**Work item**
Find each line in the records below that contains the word "name", and copy it out.

::: Supplied data :::

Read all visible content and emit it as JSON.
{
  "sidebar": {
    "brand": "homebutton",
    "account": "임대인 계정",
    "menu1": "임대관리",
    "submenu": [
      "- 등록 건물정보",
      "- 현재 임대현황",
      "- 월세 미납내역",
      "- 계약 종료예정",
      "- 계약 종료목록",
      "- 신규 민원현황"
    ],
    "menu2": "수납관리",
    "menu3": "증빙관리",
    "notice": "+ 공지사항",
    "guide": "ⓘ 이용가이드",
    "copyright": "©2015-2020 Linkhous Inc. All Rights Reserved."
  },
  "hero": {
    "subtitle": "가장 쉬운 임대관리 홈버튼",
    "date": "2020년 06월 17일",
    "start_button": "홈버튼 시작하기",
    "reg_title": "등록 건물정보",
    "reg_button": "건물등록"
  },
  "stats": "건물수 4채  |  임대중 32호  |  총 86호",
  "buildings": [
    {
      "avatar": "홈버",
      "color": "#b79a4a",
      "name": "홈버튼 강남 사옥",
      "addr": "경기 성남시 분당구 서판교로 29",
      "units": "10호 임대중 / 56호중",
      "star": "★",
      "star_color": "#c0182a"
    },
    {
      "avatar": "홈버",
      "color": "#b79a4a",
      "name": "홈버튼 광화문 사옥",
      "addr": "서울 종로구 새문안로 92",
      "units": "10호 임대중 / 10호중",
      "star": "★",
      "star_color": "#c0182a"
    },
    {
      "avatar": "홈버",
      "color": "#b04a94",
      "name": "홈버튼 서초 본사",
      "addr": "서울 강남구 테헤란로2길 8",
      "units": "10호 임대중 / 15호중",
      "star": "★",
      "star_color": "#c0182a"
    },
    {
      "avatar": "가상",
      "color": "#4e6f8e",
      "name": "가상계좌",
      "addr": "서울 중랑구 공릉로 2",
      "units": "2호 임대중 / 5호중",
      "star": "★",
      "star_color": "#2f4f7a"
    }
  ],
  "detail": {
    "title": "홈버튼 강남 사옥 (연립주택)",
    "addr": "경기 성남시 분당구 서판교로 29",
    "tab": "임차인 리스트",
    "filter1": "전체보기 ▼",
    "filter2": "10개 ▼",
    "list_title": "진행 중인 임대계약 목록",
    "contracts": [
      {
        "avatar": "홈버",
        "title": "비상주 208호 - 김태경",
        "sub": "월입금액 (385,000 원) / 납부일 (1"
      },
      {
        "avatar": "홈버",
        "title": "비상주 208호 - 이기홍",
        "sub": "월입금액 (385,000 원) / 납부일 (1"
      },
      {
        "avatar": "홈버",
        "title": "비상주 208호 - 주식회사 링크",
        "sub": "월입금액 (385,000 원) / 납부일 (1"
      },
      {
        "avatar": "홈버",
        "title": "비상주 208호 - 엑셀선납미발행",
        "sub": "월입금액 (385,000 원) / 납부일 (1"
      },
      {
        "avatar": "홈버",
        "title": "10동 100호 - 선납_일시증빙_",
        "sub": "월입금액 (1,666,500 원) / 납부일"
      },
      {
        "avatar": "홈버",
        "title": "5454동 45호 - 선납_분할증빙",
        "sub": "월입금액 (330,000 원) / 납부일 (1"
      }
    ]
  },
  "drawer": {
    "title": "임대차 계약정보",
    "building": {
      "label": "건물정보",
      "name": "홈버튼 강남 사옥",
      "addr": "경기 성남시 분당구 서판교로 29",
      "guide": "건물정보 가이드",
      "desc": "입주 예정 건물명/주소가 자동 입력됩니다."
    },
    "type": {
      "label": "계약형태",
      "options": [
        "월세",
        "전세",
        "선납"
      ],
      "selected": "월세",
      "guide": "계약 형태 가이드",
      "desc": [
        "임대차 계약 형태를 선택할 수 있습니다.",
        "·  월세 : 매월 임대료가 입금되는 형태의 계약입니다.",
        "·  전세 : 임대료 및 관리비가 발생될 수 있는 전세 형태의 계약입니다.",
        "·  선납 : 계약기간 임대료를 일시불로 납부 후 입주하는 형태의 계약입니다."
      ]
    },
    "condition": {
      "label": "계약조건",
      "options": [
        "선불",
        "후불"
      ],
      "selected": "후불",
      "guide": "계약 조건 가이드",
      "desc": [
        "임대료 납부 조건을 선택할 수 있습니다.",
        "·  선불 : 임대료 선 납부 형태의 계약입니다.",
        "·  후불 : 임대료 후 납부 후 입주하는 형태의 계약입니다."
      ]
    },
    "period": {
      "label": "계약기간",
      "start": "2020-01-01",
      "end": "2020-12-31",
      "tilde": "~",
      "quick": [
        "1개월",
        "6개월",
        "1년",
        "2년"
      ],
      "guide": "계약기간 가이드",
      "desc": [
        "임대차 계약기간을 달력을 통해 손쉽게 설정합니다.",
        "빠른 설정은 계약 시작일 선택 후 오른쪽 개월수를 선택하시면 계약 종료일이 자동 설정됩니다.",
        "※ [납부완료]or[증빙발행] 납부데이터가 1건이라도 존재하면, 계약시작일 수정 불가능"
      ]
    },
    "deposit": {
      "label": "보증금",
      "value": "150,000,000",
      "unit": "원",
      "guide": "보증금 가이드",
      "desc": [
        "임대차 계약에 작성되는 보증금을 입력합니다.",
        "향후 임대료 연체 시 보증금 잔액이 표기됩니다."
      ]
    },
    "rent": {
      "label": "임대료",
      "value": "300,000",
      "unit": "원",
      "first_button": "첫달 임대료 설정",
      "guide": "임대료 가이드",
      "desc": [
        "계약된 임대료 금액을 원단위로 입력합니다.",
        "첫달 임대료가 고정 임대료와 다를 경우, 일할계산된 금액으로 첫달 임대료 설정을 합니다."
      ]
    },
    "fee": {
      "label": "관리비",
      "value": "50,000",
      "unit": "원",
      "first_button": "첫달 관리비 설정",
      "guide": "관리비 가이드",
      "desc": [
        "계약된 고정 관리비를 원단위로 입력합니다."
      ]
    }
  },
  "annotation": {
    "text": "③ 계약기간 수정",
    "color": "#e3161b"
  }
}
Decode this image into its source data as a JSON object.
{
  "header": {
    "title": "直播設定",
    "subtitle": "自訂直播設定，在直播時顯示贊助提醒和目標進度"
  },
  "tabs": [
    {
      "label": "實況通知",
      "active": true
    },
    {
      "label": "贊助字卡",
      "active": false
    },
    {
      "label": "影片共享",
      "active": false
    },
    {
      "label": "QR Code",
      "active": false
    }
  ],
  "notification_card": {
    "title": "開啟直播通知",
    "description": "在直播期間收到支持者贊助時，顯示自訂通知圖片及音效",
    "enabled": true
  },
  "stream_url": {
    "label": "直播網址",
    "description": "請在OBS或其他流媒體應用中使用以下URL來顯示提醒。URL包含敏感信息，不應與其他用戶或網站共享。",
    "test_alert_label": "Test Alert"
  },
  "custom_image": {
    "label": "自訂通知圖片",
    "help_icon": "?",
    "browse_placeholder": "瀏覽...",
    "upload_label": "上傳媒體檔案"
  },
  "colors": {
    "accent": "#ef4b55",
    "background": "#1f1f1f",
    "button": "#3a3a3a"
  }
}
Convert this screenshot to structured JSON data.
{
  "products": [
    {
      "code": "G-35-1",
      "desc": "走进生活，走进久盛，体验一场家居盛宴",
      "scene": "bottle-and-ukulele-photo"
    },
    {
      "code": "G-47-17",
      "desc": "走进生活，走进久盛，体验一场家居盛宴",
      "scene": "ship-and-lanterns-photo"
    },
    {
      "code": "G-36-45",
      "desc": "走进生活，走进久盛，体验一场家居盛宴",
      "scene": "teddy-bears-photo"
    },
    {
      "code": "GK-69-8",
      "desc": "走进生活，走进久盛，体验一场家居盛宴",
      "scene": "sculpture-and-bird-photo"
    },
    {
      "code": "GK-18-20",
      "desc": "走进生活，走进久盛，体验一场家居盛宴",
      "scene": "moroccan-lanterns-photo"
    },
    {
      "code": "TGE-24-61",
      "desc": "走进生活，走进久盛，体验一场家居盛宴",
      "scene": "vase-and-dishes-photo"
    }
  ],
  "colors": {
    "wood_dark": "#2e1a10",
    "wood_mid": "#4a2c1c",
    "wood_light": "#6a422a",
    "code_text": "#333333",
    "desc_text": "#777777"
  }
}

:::

**Completed task**
      "name": "홈버튼 강남 사옥",
      "name": "홈버튼 광화문 사옥",
      "name": "홈버튼 서초 본사",
      "name": "가상계좌",
      "name": "홈버튼 강남 사옥",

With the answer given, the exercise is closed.